One admires his chutzpah and his cussedness. It is illustrative of the stress involved in producing a publication that is unlikely ever to reward its editor with anything other than the occasional, patronizing pat on the back, an honorary gong from a third-rate institution of learning and a footnote in the literary annals. As the years marched on Cambridge began to review his own performance. By 2009 and issue 23, for instance, he noted ‘a new lively note’ which was ‘perhaps influenced by recent positive developments in my private life’, though what these were remains unspecified. Marketing, he concedes, was never his strong point, and we are not told how many copies The Dark Horse sold or sells. Nor, indeed, does he reveal whether contributors are paid. What is apparent is the development of his skills as a designer. Typographically, The Dark Horse is a covetable object. By 2010, the same year Joy Hendry pulled down Chapman’s shutters, Cambridge believed his magazine had ‘entered its maturity’ and was ‘firmly established as one of the longer-running poetry journals’. As its editor, he insists on receiving two copies of any book under review, not so he can purloin one but so he can keep an eye on his reviewers. ‘Writers can be extraordinarily slapdash… in the accuracy of their quotations from source texts, so all quotations are checked against their originals.’ As for himself, Cambridge is confident that the deluge of submissions and review copies screaming ‘ego! ego!’ and ‘listen to me!’ has not impaired his own work as a poet. At the last, however, he offers an insight into the petty politicking of the poetry world. Not long after he started editing the magazine he took a call from a fellow editor who informed him that a collection of his poetry had been sent out for review.

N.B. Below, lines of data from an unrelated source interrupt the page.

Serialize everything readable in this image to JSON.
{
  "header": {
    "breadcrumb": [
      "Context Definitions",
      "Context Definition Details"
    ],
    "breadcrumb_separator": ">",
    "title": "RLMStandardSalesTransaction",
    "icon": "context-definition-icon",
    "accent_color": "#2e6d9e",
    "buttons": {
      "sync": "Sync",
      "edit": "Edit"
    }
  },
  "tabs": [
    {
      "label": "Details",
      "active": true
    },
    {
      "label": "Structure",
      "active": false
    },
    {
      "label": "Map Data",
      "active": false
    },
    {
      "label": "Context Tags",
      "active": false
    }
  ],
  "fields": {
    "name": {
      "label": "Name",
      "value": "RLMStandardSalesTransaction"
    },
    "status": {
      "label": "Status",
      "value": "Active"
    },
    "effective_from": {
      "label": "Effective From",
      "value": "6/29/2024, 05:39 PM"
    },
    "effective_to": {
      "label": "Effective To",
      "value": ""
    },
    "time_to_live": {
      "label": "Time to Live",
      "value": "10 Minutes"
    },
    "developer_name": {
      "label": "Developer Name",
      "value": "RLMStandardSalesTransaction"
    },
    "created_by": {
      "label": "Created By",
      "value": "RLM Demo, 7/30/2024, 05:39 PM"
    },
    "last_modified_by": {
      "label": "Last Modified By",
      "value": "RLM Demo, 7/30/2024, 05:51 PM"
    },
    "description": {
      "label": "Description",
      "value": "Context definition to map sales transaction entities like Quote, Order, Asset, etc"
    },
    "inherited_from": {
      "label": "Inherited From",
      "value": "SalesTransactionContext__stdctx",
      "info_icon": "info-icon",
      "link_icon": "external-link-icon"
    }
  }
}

What the unnamed editor wanted to know was whether, quid pro quo, his own book would be reviewed in The Dark Horse, which of course it was not.